In other words; Ubuntu should be thought of as a standalone Linux based Ubuntu OS, and not so much as Ubuntu “Linux”.
Android is in fact an example of what I meant. It was never branded as “Android Linux”, making it seem as a yet another variant of the same operating system. It was branded as its own standalone OS, which just happens to have the Linux kernel and a bunch of other open source components at its core.
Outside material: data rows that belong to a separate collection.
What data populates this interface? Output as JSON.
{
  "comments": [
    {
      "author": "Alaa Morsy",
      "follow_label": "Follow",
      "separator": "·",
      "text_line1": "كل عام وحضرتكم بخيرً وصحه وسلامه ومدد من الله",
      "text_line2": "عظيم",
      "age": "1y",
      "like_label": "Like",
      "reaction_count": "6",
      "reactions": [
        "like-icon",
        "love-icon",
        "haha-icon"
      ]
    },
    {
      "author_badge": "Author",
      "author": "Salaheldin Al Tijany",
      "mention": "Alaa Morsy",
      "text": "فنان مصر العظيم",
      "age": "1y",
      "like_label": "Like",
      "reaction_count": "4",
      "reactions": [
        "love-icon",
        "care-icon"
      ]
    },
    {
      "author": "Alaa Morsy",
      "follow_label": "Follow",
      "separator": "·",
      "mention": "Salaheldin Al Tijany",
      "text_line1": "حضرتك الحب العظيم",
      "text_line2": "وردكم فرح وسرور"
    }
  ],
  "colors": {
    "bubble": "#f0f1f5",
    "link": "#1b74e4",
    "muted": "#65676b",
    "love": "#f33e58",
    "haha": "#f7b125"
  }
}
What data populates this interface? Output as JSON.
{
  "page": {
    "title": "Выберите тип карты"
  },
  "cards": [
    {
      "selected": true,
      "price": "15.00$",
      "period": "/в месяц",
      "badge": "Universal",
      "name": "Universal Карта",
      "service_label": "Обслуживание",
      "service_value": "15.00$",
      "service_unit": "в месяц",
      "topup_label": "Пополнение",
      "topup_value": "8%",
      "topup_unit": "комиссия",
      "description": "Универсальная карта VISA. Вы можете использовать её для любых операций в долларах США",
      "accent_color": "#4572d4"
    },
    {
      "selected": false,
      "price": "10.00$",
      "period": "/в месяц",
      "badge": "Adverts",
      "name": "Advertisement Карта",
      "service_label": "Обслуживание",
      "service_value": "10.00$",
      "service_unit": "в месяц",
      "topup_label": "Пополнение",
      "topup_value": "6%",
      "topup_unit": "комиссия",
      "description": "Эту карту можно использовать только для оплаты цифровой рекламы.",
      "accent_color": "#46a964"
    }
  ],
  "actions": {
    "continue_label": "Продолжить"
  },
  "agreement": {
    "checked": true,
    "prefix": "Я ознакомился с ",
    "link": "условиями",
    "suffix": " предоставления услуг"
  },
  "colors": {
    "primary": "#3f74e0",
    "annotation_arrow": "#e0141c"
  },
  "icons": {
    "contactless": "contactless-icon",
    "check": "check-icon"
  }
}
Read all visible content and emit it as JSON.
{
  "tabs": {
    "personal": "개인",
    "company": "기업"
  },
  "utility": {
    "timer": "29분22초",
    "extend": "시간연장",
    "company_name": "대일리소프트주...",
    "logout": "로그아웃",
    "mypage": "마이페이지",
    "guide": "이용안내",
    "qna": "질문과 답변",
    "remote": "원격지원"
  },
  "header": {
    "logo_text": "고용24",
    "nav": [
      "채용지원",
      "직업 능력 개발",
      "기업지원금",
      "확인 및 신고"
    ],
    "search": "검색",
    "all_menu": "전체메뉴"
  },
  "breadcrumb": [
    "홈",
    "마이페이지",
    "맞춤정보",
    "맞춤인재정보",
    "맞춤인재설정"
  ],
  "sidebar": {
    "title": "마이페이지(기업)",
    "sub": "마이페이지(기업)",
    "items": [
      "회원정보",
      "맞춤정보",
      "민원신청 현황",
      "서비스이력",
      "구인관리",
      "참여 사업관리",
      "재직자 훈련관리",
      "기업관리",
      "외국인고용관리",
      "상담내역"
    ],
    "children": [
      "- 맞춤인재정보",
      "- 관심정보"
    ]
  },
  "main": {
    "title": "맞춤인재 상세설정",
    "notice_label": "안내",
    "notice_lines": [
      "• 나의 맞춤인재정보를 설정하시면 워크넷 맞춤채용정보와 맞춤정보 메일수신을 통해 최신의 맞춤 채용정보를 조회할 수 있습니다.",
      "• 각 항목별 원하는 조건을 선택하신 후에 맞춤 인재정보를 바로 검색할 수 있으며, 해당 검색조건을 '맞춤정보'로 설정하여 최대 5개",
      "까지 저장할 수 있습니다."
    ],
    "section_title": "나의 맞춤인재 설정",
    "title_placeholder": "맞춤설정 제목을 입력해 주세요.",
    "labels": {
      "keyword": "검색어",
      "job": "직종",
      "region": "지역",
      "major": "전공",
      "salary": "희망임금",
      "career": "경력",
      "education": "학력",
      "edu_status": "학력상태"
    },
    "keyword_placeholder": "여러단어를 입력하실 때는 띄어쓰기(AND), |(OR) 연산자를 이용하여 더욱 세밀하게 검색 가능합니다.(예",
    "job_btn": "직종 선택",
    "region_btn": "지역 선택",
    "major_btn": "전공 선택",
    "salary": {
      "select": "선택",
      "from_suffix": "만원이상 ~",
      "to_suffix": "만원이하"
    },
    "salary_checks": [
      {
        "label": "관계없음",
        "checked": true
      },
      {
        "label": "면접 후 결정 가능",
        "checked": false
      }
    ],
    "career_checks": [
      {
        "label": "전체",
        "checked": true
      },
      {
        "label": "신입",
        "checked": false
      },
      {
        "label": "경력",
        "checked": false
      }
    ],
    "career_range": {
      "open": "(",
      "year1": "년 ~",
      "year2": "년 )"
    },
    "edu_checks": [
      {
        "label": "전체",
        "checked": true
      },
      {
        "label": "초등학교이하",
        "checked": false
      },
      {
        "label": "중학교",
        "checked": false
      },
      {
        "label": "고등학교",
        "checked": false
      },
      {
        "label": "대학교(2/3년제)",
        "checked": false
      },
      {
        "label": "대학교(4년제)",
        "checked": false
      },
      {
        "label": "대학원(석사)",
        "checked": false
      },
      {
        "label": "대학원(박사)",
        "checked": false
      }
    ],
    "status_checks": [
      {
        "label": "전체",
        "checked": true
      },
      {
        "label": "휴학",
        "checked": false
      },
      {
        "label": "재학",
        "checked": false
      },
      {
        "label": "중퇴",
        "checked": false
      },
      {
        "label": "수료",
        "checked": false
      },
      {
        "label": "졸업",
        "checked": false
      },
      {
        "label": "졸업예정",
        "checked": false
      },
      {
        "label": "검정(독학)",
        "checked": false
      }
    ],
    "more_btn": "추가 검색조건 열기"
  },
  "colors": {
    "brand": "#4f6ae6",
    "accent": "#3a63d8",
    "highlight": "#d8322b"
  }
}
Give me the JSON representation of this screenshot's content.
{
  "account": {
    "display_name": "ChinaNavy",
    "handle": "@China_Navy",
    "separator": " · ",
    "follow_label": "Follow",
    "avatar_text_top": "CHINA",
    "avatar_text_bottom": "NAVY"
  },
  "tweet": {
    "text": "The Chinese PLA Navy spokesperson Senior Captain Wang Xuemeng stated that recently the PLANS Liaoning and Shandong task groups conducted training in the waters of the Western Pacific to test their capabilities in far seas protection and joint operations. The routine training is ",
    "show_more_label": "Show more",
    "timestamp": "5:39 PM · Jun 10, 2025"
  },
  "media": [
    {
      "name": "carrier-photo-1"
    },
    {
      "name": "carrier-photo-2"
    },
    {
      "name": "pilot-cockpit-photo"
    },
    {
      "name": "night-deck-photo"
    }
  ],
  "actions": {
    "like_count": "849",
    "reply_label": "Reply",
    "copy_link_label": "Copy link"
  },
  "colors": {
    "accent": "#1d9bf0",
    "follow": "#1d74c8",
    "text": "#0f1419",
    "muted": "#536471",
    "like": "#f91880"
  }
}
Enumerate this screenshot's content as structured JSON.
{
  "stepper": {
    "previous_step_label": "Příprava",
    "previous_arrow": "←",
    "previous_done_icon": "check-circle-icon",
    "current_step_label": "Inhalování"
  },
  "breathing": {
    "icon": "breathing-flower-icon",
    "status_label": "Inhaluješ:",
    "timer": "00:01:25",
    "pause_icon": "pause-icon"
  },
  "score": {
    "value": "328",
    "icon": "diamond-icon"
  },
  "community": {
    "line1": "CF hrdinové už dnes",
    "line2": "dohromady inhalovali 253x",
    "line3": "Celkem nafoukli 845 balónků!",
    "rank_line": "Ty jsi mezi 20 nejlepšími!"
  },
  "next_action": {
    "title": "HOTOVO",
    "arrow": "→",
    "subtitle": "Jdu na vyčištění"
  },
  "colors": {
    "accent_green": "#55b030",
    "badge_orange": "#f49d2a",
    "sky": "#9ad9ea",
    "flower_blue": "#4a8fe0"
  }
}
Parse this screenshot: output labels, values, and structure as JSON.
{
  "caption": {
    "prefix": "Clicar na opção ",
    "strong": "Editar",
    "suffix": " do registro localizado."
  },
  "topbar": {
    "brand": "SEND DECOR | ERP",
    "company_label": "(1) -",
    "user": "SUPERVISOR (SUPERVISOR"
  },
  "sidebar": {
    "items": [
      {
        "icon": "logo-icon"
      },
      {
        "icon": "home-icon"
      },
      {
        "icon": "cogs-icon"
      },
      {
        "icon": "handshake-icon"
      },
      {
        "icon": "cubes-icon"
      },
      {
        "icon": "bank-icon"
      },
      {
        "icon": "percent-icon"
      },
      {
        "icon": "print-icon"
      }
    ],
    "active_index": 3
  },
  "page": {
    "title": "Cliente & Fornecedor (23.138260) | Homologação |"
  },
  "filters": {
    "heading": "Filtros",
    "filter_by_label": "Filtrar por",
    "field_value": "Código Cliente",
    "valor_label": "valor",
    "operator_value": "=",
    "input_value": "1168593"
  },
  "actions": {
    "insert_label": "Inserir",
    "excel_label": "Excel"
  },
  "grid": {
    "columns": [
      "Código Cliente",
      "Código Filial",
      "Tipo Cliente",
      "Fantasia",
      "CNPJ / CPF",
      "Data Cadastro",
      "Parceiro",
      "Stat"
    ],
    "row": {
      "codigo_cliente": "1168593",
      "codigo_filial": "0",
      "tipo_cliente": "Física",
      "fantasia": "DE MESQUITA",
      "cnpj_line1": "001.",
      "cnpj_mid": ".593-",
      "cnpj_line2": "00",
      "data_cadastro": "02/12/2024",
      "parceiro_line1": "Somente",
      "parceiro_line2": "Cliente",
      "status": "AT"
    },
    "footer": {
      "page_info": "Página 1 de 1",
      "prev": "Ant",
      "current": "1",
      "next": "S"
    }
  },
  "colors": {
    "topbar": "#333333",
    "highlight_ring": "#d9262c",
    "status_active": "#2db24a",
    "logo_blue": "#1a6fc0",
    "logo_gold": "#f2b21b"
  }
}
As Android popularity grew, and it came shipping with a wide variety of mobile devices, we’ve hit the fragmentation problem that actually reminds of the old Linux situation. The culprit is in the fact that various device manufacturers tend to customize Android, putting their own layers on top of it (usually user interfaces), and often even making core modifications. In other words, manufacturers started creating “distributions” of Android reminiscent of the distributions of Linux.